▸ **Work order**:
Keeping pictures out of the copy, restate each record word for word.

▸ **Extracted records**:
○ ○ ○ ○ ○ ○ ○
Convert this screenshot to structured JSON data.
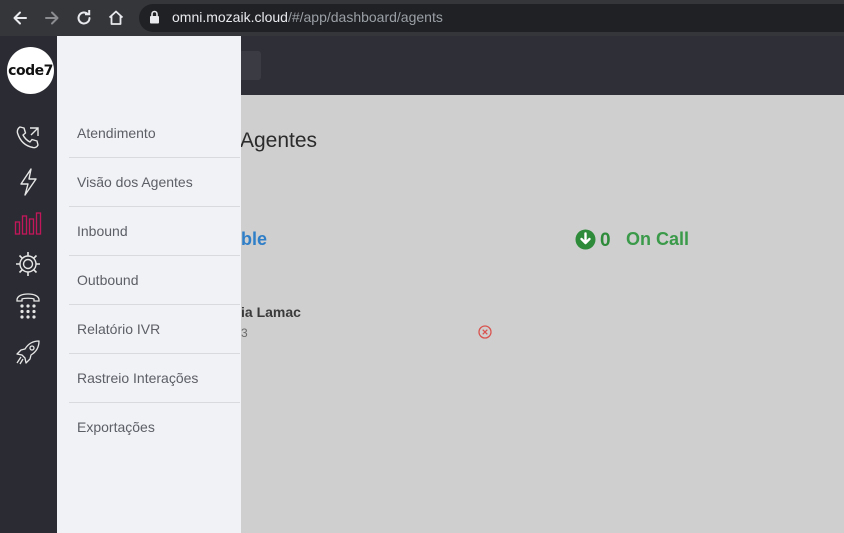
{
  "browser": {
    "url_host": "omni.mozaik.cloud",
    "url_path": "/#/app/dashboard/agents"
  },
  "logo": {
    "text": "code7"
  },
  "rail": {
    "icons": [
      "phone-forward-icon",
      "lightning-icon",
      "bar-chart-icon",
      "gear-icon",
      "dialpad-phone-icon",
      "rocket-icon"
    ],
    "active_color": "#c2185b"
  },
  "submenu": {
    "items": [
      {
        "label": "Atendimento"
      },
      {
        "label": "Visão dos Agentes"
      },
      {
        "label": "Inbound"
      },
      {
        "label": "Outbound"
      },
      {
        "label": "Relatório IVR"
      },
      {
        "label": "Rastreio Interações"
      },
      {
        "label": "Exportações"
      }
    ]
  },
  "main": {
    "title_partial": "Agentes",
    "available_partial": "ble",
    "on_call": {
      "count": "0",
      "label": "On Call"
    },
    "agent": {
      "name_partial": "ia Lamac",
      "ext_partial": "3"
    }
  },
  "colors": {
    "available": "#2e7ec8",
    "on_call": "#3a9a4a",
    "remove": "#d9534f"
  }
}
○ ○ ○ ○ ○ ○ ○
▸ **Result for this task**:
Convert this screenshot to structured JSON data.
{
  "browser": {
    "url_host": "omni.mozaik.cloud",
    "url_path": "/#/app/dashboard/agents"
  },
  "logo": {
    "text": "code7"
  },
  "rail": {
    "icons": [
      "phone-forward-icon",
      "lightning-icon",
      "bar-chart-icon",
      "gear-icon",
      "dialpad-phone-icon",
      "rocket-icon"
    ],
    "active_color": "#c2185b"
  },
  "submenu": {
    "items": [
      {
        "label": "Atendimento"
      },
      {
        "label": "Visão dos Agentes"
      },
      {
        "label": "Inbound"
      },
      {
        "label": "Outbound"
      },
      {
        "label": "Relatório IVR"
      },
      {
        "label": "Rastreio Interações"
      },
      {
        "label": "Exportações"
      }
    ]
  },
  "main": {
    "title_partial": "Agentes",
    "available_partial": "ble",
    "on_call": {
      "count": "0",
      "label": "On Call"
    },
    "agent": {
      "name_partial": "ia Lamac",
      "ext_partial": "3"
    }
  },
  "colors": {
    "available": "#2e7ec8",
    "on_call": "#3a9a4a",
    "remove": "#d9534f"
  }
}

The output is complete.